  12. 12. In which of these places is a journalist allowed to shoot without permission? a) Zoos, grade school classrooms, and lawns of peoples homes b) Train stations, bus stations and museums c) Parks, porches visible to the public, and university campuses d) Sidewalks, streets and movie theater lobbies
  13. 13. ETHICS If a news event occurs on public property, photographers have a legal right to cover the event so long as they do not interfere with the police or the free flow of traffic. - Police and fire officials, however, have the right to restrict any photographer who might interfere. - Photographers who disregard police orders can be arrested for disorderly conduct. - Thus, you are free to take pictures in public on public property: on a street, on a sidewalk, in public parks, or a zoo. You can also take pictures inside an airport, as well as public schools and universities. You must ask permission to take pictures of a class in session.
  14. 14. In which of these places can a photographer shoot only with permission? a) Hospitals, airports, military bases b) High schools, grade schools, museums c) Shopping malls, casinos, legislative chambers d) Doctors offices, emergency vans, classes in session
  15. 15. ETHICS Having permission to take a photo, however, does not relieve you of the need to exercise good judgment and good taste.
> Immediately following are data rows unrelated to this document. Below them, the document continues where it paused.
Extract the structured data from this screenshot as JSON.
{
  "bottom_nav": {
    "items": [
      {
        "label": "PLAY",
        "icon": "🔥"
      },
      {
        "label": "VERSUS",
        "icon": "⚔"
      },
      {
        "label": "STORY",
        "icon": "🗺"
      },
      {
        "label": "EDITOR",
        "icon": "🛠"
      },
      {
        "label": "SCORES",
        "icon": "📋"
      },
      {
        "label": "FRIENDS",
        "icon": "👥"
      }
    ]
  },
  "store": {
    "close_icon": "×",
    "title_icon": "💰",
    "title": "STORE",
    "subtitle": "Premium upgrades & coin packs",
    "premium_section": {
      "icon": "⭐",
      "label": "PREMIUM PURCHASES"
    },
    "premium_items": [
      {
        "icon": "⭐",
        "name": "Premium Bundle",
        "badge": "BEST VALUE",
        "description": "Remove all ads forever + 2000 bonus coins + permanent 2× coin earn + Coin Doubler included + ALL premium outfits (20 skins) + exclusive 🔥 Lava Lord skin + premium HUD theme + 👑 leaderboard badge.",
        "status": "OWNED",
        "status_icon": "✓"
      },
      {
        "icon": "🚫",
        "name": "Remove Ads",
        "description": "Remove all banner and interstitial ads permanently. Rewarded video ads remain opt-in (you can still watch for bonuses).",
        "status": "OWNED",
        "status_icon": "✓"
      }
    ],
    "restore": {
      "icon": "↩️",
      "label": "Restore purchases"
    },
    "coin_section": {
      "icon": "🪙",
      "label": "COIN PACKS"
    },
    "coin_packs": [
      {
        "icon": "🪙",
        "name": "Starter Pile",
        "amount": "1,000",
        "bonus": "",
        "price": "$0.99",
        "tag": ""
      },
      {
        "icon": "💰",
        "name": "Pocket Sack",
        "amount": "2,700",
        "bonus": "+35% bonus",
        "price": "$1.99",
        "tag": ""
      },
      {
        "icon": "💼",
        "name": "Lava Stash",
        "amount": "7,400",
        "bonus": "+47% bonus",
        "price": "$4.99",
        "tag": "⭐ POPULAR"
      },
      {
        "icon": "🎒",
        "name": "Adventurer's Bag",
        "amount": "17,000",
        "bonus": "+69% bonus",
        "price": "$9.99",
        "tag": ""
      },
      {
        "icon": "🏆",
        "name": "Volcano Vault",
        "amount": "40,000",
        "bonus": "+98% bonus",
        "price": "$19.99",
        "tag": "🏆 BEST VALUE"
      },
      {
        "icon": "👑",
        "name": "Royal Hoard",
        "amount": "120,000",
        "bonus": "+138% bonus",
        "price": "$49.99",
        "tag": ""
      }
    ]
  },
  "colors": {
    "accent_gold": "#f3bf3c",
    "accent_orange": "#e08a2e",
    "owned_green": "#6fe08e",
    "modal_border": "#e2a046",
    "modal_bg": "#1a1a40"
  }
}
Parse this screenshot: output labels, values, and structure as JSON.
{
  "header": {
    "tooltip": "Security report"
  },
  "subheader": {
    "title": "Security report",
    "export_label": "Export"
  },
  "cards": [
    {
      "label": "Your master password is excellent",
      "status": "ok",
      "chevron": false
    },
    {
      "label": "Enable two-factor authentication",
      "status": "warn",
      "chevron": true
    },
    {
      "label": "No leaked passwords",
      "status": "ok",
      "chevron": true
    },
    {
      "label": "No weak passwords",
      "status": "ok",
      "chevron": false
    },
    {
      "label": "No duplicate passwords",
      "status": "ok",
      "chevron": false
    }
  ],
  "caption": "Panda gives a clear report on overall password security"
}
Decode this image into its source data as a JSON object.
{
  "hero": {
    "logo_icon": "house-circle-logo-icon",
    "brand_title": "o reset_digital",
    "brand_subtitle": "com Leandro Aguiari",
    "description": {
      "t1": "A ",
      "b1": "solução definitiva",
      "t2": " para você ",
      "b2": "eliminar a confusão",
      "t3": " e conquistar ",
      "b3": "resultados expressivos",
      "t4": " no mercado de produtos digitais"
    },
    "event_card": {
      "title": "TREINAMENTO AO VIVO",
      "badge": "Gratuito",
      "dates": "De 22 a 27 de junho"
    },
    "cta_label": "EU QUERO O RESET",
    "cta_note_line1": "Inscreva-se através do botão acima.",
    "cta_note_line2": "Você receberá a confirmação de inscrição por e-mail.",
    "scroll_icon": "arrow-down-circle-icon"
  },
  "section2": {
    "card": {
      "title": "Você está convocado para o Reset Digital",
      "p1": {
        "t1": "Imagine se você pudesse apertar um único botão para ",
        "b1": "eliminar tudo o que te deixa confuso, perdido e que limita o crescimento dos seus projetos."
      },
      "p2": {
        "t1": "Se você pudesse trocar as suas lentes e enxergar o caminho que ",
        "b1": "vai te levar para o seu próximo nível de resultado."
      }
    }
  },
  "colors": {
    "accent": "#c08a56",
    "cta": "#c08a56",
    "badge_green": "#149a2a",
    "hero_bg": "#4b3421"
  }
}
This incident happened in a public park. But what are the ethics of showing a victim in extreme distress? Would you run it?
  16. 16. ETHICS The statement, photographers have a moral responsibility to their readers to present the world accurately, most closely reflects this ethical philosophy: a) Utilitarian b) Absolutist c) The Golden Rule
  17. 17. The __________ principle is defined by the greatest good for the greatest amount of people. a) Utilitarian b) Absolutist c) The Golden Rule
  18. 18. The decision not to run a photograph in a newspaper of a mother grieving over a child who has been injured or killed by a drunk driver would be an example of the ______________ ethical principle: a) Utilitarian b) Absolutist c) Golden Rule
  19. 19. Which if these scenarios would be least likely considered an ethical breach? a) The photographer arrives late to a ground-breaking ceremony for a new building, and asks the dignitaries to repeat portions of the ceremony. b) The photographer asks someone at their place of work to walk in front of their camera like they normally do so a picture can be made. c) The photographer needs to get a photograph of a defendant in court. His view is obscured, so he photographs the back of someone else, and in his caption he claims it is the defendant. d) These are all considered equally poor choices, according to a survey of professional photographers and editors.
  20. 20. In Kobres continuum of photographic control, the following is the correct order for ranking situations, from the easiest to control to the most difficult: a) Hard news, features, sports, portraits, photo illustrations b) Portraits, photo illustrations, sports, features, hard news c) Photo Illustrations, portraits, features, hard news, sports d) Photo Illustrations, features, portraits, sports, hard news
  21. 21. According to Paul Lesters Photojournalism: An Ethical Approach, w